Dubbed the “science fiction games,” the 1964 Tokyo Olympics showcased Japan’s resilience in overcoming the devastation of World War II. In the years before the event, Tokyo and many other parts of the country resembled giant construction sites. With the arrival of the Olympics, old ramshackle structures were replaced by an array of brand-new buildings, most of which were made of reinforced concrete. Modern stadiums and other sports facilities were also built. They were symbols of a new, democratic, and forward-thinking Japan. Some of these venues, including Tange’s Yoyogi Arena, will also host events in the Tokyo 2020 games, to happen this year despite the global pandemic.

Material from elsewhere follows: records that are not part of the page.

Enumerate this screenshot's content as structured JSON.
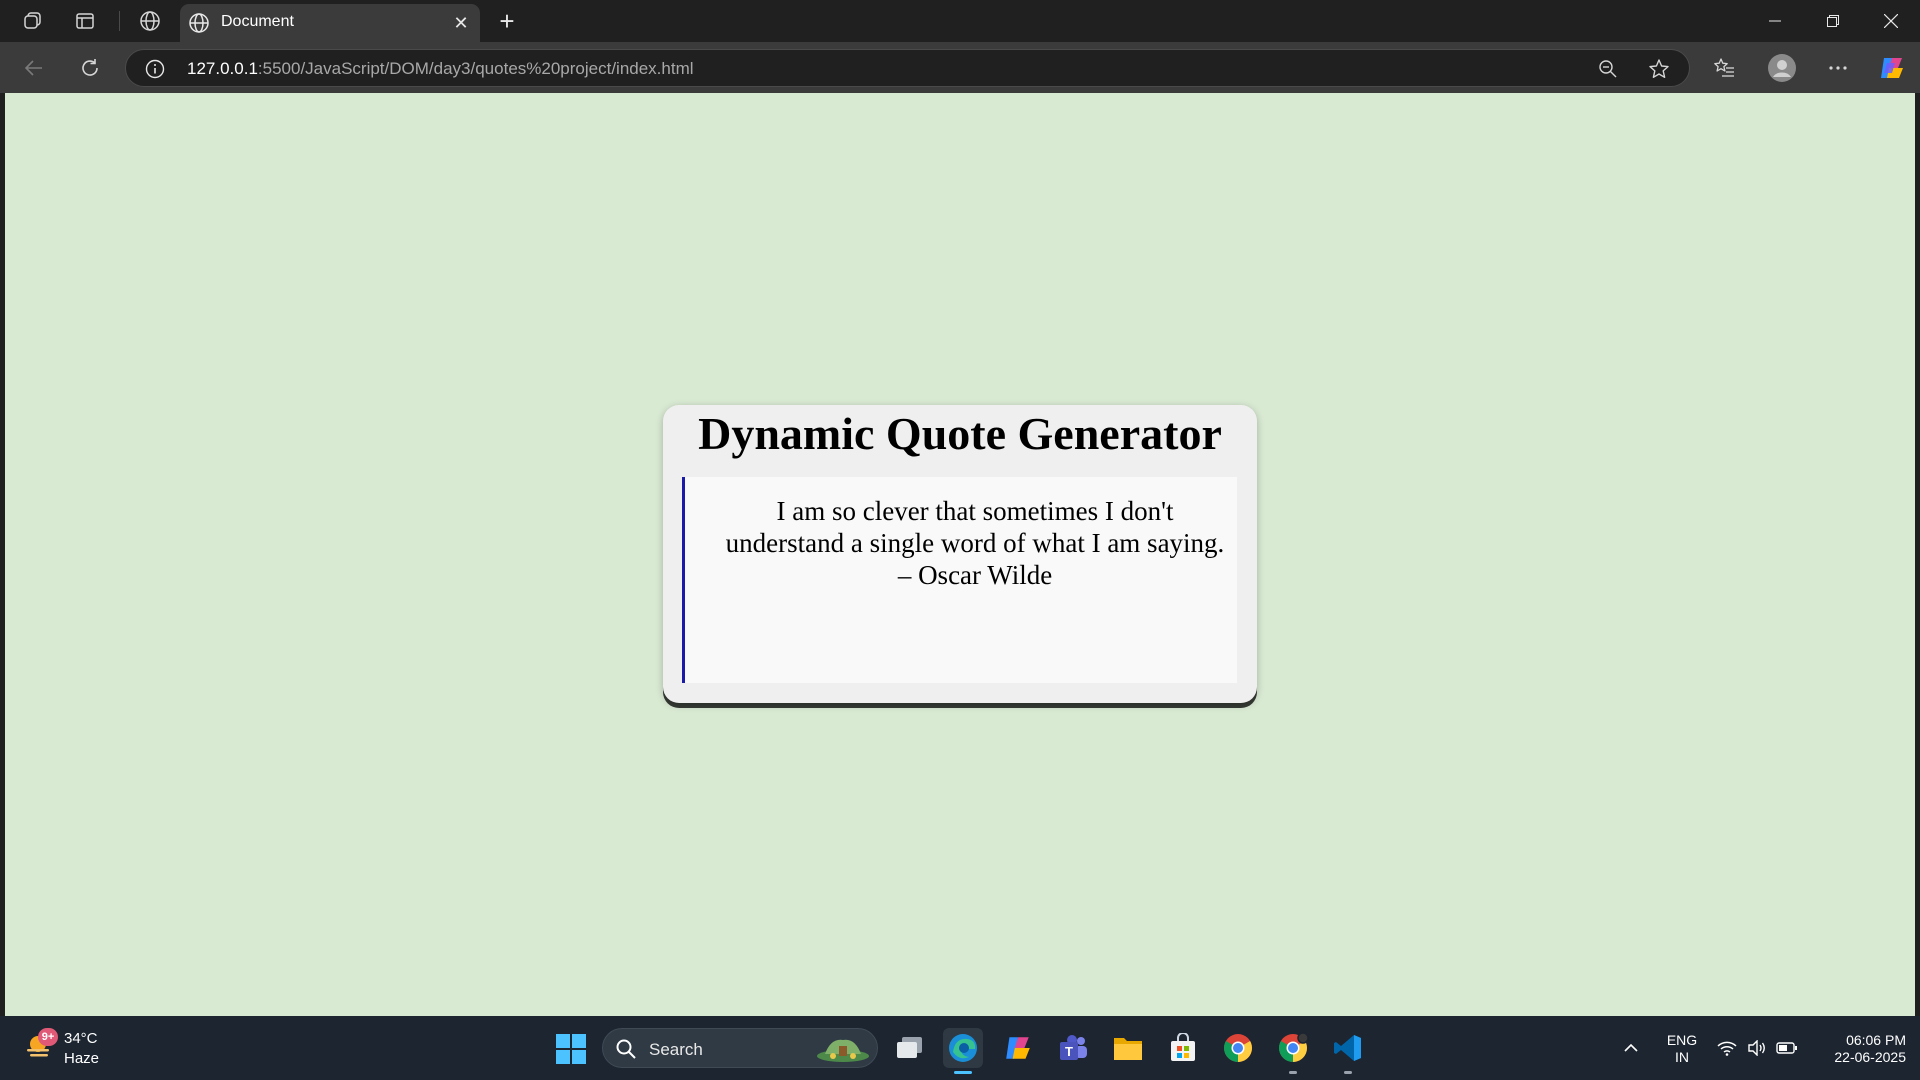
{
  "browser": {
    "tab_title": "Document",
    "url_host": "127.0.0.1",
    "url_rest": ":5500/JavaScript/DOM/day3/quotes%20project/index.html"
  },
  "page": {
    "heading": "Dynamic Quote Generator",
    "quote": "I am so clever that sometimes I don't understand a single word of what I am saying. – Oscar Wilde",
    "background_color": "#d9ead3",
    "quote_border_color": "#1c1aa8"
  },
  "taskbar": {
    "weather_temp": "34°C",
    "weather_condition": "Haze",
    "weather_badge": "9+",
    "search_placeholder": "Search",
    "apps": [
      "task-view",
      "edge",
      "copilot",
      "teams",
      "file-explorer",
      "microsoft-store",
      "chrome",
      "chrome-profile",
      "vscode"
    ],
    "lang_line1": "ENG",
    "lang_line2": "IN",
    "time": "06:06 PM",
    "date": "22-06-2025"
  }
}
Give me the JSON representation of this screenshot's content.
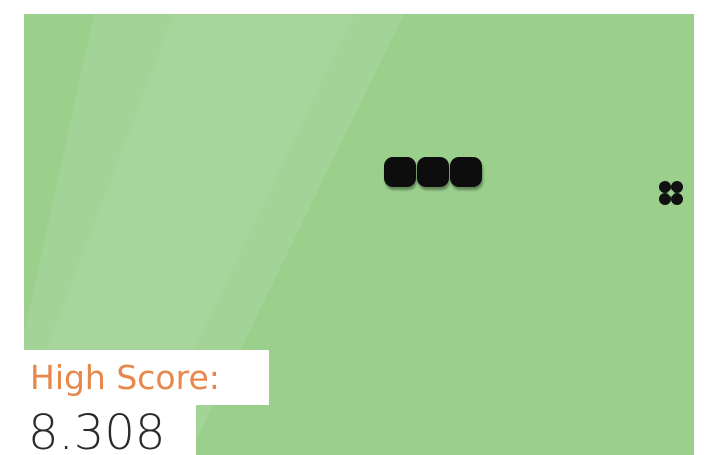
{
  "game": {
    "board_color": "#9acf8c",
    "snake_color": "#0d0d0d",
    "snake_segments": 3,
    "food_icon": "flower-icon"
  },
  "hud": {
    "high_score_label": "High Score:",
    "high_score_value": "8.308",
    "label_color": "#e8874a",
    "value_color": "#2a2a2a"
  }
}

In 1964, the opening ceremony had Yoshinori Sakai as the final torchbearer to light the Olympic cauldron. He stood triumphantly at the center of a spectacle celebrating an international community through sports, one into which his country was once more welcomed. But Sakai was not chosen based on his athletic prowess. He never even went as far as competing in an actual Olympics and only won his single gold medal the following year in the Asian Games in Bangkok. Far more important was the fact that he was born in Hiroshima on the same day the Americans dropped the atomic bomb. Sakai himself was the symbol of Japanese rebirth and endurance—as are the brutalist marvels that triumph over cityscapes all across the country.
现如今，野兽派建筑简单直白的美学风格和复古未来主义正在吸引越来越多人的关注。Paul 说：“这种复兴也许源于人们对‘复古未来风格’的兴趣，你会在科幻电影中发现很多类似的场景。”但在日本，野兽派建筑不但没有复兴，反而正在渐渐被人们遗忘。但考虑到其实际功能性、以及结实的构造，才使它们被勉强保留了下来。他接着说道：“很多日本人对野兽派建筑并不在意。但你看，2020 年东京奥运会重新启用了 1964 年的东京场馆，一切或许正在发生改观。”
1964 年日本东京奥运会被媒界称之为 “科幻竞技”，竞技场上展示了大量前卫科技，也让世人看到日本从二战中的迅速恢复。在东京奥运会之前的几年里，东京和日本其他许多地方还依旧是一大片建筑工地。随着奥运会的到来，崭新的建筑拔地而起，这些建筑物大多由钢筋混凝土建成。它们象征着一个全新、民主、前瞻的日本。其中一些场馆，包括丹下健三的代代木国立综合体育馆，也将在今年举办的 2020 年东京奥运会中重新使用。
1964 年东京奥运会开幕式上，19 岁男孩坂井义则（Yoshinori Sakai）作为最后一棒火炬手，点燃奥运圣火。他骄傲地站在这场盛典的中心，庆祝这场国际体育盛事在故乡召开，也庆祝着日本再度回归国际视野当中。但坂井义则被选中作为火炬手并不是因为他的运动能力。他甚至从未参加过真正意义上的奥运会，只在次年的曼谷亚运会上赢得过一枚金牌。他之所以能获此殊荣，是因为他出生于广岛，而他出生的那一天，正是美国用原子弹轰炸广岛的日子。坂井义代表着日本人战后重生的希望，如同野兽派建筑在日本的足迹，遍地开花。